The first thing that struck me about Reykjavik was just how little it felt like a national capital. Within hours of being there, we easily knew the layout of the city: the main pedestrian thoroughfare marked by neon bicycles, the large pond dotted with seagulls, the sturdy houses accented with colorful shutters.

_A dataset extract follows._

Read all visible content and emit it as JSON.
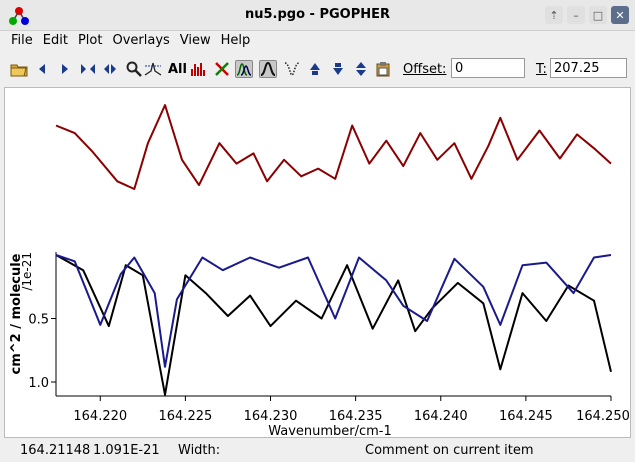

Granted, Reykjavik’s population of 120,000 is equal to the suburb I grew up in–and the capital is home to almost half of the country’s population. Despite its small-town charm–we chatted with a girl who worked at the Blue Lagoon on our first day there, and ran into her at a closing party for a bar on our last night–Reykjavik is surprisingly cosmopolitan. Strikingly modern buildings, hipster coffee shops, adorable B&Bs: Reykjavik has something for everyone, and it’s a wonderful introduction to Iceland–although I still think the country is made for road trips and outdoor swimming sessions.